On today Gazzetta there is a long article saying so. You can read the story in English here: http://www.cyclingnews.com/news/32-named-in-mantova-investigation-to-learn-if-they-will-go-on-trial
The Mantova investigators decided to go on and so now a long legal iter starts. Riders will probably keep on racing because nobody tested positive in a doping control but evidences are heavy and judges didn't believe to the defence. Those are the names: "Alessandro Ballan (BMC), Damiano Cunego (Lampre-ISD), Marco Bandiera (Omega-Quick Step), Marzio Bruseghin (Movistar), Mauro Da Dalto (Liquigas-Cannondale), Manuele Mori (Lampre-ISD), Massimiliano Mori (formerly of Lampre) Daniele Pietropolli (Lampre-ISD), Simone Ponzi (Astana), Mauro Santambrogio (BMC) and Michael Rasmussen (Christina Watches). Others on the list are Lampre-ISD manager Beppe Saronni, directeurs sportifs Fabrizio Bontempi and Maurizio Piovani, and former professional Mariano Piccoli."
Personally I am not surprised by the news itself but sorry to see Simone Ponzi in this list. He's a good young guy. Doping always leaves a bitter taste in your mouth, moreover when people you like and trusted are involved. But team doping is something different from individual doping: the single rider is just a part in a system, he's forced to conform.

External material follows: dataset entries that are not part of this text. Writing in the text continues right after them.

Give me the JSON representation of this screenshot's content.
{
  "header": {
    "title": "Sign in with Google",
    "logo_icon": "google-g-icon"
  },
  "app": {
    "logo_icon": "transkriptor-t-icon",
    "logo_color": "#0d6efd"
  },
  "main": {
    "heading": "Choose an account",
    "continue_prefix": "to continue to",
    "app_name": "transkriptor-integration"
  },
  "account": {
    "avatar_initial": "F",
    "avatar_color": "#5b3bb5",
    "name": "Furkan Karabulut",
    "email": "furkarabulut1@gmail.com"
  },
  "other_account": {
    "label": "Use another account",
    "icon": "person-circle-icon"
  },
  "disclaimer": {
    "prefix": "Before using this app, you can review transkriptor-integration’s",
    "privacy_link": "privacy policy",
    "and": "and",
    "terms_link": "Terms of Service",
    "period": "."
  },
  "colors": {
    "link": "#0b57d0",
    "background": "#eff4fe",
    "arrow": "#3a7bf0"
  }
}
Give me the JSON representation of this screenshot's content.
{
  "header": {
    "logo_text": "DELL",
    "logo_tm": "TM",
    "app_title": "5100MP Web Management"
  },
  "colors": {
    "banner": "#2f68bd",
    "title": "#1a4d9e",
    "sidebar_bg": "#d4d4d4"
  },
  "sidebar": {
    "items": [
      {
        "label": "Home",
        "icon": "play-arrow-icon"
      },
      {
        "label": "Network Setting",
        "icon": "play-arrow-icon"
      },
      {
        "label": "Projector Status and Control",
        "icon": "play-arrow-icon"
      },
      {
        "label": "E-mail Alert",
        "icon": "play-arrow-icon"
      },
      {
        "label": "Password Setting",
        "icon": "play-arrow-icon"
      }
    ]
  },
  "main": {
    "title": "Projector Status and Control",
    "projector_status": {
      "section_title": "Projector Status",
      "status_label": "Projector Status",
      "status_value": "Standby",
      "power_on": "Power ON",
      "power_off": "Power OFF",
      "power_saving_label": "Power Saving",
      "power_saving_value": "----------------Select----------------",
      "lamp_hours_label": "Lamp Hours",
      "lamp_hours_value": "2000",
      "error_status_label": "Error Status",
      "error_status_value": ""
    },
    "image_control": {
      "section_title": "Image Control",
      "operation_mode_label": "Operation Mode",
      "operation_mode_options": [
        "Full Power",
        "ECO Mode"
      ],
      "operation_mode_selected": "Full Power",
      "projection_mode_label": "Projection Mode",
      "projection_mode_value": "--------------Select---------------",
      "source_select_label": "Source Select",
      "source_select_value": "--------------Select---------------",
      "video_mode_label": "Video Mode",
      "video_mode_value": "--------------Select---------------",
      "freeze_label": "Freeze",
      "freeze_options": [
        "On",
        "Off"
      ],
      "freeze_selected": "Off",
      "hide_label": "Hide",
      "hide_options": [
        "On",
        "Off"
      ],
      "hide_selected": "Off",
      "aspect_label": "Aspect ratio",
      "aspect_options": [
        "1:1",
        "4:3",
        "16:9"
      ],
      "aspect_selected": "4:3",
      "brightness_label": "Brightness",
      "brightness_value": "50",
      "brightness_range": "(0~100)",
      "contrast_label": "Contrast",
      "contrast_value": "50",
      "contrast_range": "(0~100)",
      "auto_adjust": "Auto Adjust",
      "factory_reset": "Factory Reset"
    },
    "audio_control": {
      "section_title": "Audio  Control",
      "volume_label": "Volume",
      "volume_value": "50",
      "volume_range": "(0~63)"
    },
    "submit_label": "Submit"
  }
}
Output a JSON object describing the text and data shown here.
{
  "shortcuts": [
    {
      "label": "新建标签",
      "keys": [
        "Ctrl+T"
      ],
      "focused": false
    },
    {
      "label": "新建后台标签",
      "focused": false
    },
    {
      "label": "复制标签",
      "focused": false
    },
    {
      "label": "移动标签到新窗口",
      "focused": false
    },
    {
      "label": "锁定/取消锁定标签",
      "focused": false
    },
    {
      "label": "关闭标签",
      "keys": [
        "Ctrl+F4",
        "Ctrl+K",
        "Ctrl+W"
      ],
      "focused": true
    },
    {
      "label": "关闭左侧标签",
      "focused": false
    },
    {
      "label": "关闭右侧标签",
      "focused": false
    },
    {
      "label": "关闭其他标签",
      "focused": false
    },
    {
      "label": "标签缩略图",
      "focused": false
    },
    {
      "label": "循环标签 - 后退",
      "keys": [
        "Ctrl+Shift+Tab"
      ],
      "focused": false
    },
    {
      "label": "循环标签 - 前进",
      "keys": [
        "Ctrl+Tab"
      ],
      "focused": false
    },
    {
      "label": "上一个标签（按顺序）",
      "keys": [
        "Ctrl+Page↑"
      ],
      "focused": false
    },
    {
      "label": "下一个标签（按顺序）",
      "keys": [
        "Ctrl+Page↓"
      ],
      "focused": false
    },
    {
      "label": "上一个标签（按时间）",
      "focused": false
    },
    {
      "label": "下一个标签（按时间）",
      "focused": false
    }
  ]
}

I don't mean he isn't guilty because as Hegel says "Nobody is forced without he allows to be forced". Nerverthless it takes more to decide something than to accept it. To refuse it require guts, selfconfidence, a strong character. I know a very promising rider who stoped because he refused to dope. Honestly I think he made a mistake because as a talented rider you have the right to race clean and you should let nobody stop you.
Lampre case regards 2008/2009. I firmly believe things are changing. So I want to say that's a good news for cycling even if an hard one.